══ TASK INPUT

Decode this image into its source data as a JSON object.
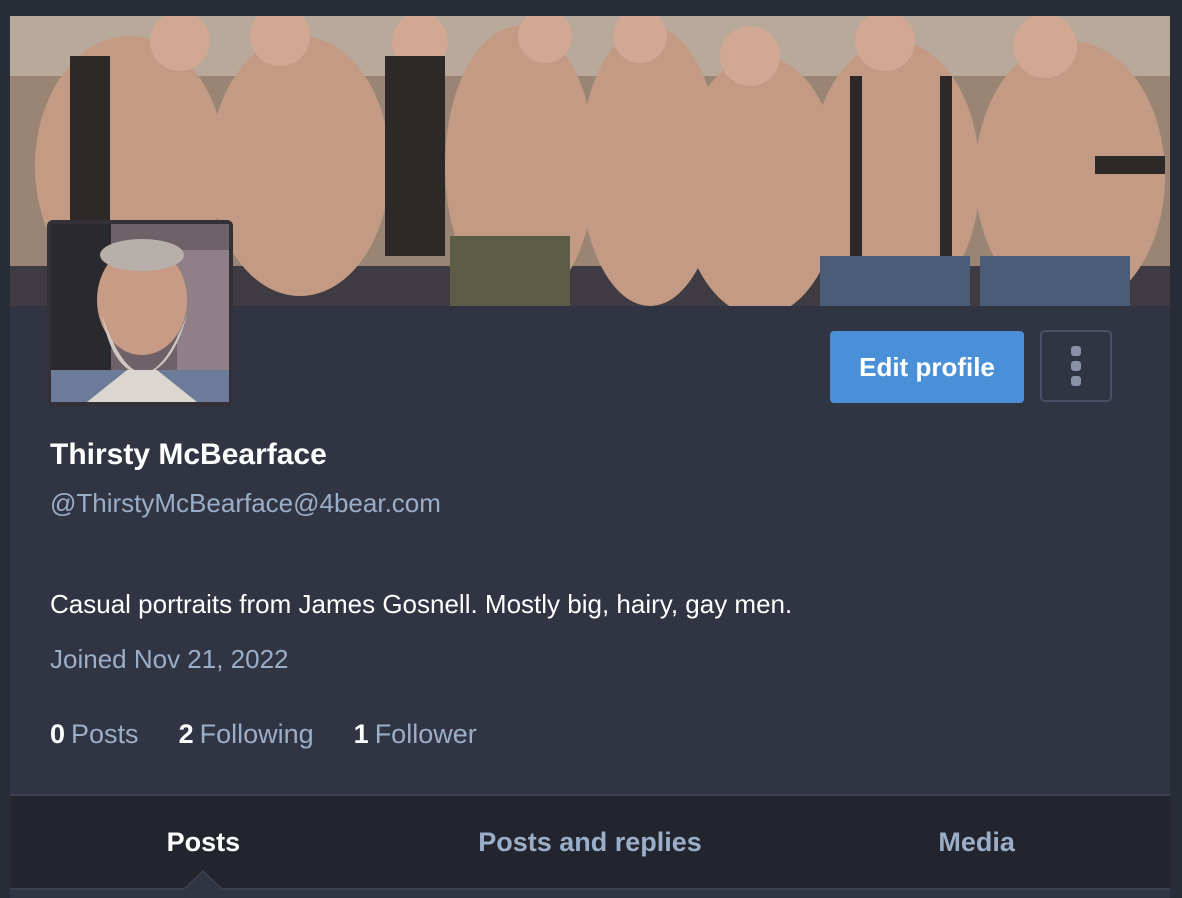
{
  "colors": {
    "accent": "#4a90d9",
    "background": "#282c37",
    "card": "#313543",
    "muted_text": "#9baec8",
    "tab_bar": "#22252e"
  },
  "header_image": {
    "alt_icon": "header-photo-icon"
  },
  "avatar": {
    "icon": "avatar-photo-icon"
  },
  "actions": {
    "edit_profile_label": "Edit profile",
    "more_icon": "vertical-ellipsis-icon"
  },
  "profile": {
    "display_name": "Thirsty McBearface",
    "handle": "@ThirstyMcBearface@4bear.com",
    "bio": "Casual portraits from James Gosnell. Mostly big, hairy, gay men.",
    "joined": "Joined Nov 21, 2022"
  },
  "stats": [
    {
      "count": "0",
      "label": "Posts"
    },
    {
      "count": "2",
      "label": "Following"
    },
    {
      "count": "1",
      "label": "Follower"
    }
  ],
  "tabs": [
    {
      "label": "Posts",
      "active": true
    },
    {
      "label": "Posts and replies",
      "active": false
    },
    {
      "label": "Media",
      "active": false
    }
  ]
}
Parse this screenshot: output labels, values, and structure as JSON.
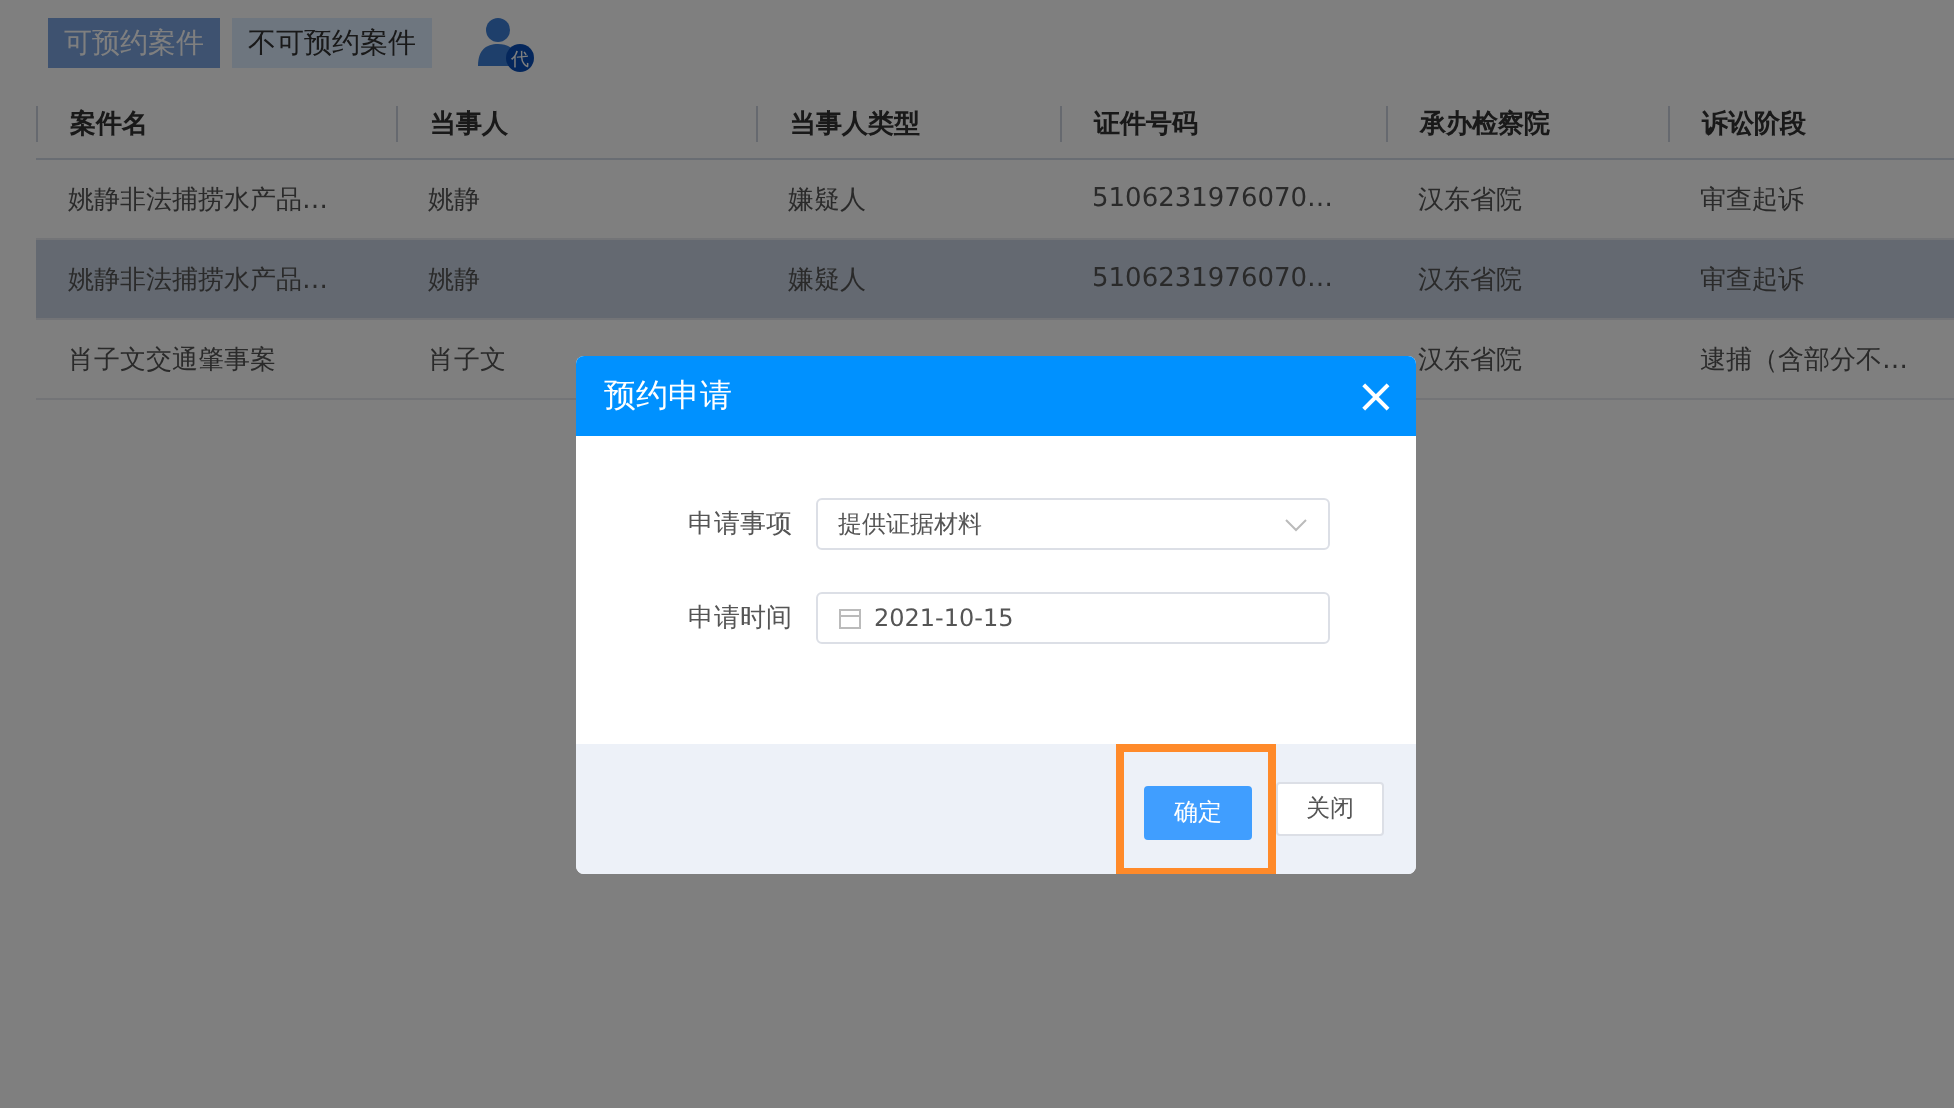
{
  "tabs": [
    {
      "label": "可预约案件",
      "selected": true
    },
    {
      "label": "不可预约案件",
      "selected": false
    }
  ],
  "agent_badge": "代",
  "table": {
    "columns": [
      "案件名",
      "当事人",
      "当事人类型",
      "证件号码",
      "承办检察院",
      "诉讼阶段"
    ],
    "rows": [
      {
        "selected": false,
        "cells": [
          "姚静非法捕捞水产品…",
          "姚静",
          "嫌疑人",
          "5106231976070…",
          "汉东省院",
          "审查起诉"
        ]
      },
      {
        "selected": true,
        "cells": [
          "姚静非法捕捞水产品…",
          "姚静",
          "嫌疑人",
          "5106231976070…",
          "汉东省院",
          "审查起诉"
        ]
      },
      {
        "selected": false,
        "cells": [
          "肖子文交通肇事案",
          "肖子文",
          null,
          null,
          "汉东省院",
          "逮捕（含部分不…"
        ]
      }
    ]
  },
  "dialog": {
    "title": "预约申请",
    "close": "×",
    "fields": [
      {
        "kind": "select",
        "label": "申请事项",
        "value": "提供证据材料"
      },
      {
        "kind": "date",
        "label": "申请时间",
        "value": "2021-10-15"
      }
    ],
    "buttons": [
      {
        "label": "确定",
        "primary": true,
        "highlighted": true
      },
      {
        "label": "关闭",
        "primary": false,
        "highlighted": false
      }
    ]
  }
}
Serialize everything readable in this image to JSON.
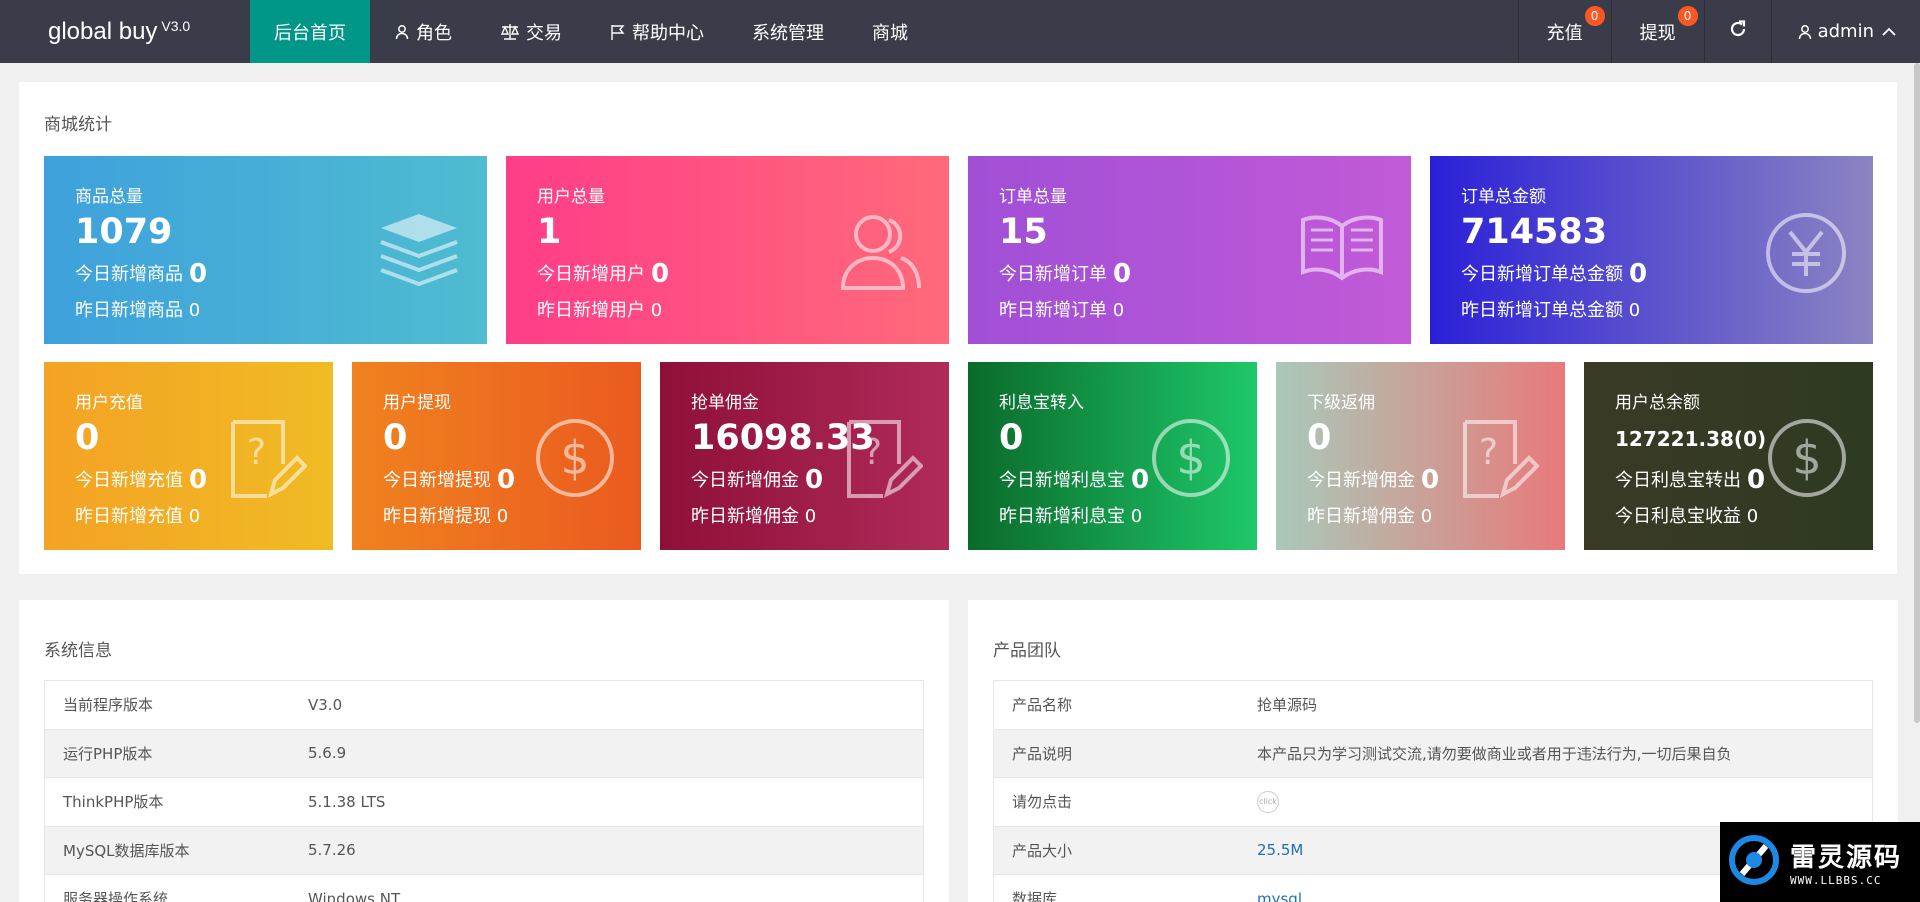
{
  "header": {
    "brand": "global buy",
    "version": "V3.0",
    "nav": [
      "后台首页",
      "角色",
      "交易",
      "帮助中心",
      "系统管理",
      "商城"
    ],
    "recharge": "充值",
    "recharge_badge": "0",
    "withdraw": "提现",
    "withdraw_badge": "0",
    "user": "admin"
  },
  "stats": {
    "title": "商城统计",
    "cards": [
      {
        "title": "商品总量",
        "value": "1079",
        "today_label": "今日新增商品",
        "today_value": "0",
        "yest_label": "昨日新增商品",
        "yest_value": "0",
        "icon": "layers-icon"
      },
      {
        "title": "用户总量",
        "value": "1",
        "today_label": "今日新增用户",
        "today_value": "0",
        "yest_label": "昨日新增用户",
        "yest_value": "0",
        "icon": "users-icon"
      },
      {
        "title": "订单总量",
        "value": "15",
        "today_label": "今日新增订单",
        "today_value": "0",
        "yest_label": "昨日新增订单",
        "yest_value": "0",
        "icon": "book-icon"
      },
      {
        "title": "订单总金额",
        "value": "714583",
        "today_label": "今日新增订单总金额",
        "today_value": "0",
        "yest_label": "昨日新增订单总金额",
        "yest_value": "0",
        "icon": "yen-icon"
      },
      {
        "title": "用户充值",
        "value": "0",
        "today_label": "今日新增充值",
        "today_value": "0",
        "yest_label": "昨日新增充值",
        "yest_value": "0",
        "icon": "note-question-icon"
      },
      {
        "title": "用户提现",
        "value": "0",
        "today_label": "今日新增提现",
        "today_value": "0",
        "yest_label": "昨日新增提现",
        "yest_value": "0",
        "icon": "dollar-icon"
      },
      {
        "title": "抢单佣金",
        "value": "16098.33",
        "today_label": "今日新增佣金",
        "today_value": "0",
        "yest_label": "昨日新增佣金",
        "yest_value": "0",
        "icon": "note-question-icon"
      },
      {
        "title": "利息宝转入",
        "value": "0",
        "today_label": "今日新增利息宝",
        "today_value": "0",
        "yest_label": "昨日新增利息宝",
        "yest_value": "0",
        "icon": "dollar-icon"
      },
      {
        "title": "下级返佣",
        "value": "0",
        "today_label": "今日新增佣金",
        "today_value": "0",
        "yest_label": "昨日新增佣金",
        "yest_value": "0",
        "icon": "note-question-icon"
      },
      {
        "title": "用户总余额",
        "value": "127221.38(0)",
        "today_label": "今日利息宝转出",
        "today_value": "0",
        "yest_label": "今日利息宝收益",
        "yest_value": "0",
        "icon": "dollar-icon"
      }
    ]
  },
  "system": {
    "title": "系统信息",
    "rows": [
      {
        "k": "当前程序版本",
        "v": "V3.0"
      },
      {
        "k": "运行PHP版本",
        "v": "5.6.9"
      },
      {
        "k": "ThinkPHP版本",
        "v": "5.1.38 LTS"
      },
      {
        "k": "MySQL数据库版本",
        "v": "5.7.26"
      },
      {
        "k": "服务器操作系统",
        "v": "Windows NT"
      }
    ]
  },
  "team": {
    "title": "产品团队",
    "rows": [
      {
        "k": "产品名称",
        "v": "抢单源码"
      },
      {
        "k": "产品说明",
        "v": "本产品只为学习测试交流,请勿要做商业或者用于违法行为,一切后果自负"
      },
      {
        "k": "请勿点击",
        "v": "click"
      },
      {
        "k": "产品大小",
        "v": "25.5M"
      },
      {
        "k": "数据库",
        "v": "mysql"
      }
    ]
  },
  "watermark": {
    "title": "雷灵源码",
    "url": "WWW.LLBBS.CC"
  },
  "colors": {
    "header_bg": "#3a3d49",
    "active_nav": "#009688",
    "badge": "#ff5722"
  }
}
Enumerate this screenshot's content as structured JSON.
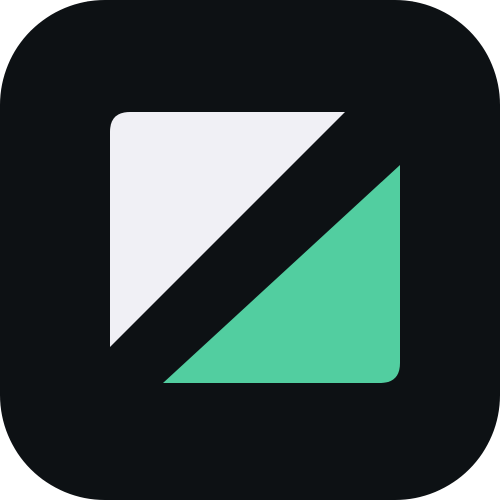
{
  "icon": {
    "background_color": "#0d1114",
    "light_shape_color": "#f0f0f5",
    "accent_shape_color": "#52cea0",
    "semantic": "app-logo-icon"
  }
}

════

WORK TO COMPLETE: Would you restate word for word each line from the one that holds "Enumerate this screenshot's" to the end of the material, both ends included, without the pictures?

FINISHED TASK:
Enumerate this screenshot's content as structured JSON.
{
  "icon": {
    "background_color": "#0d1114",
    "light_shape_color": "#f0f0f5",
    "accent_shape_color": "#52cea0",
    "semantic": "app-logo-icon"
  }
}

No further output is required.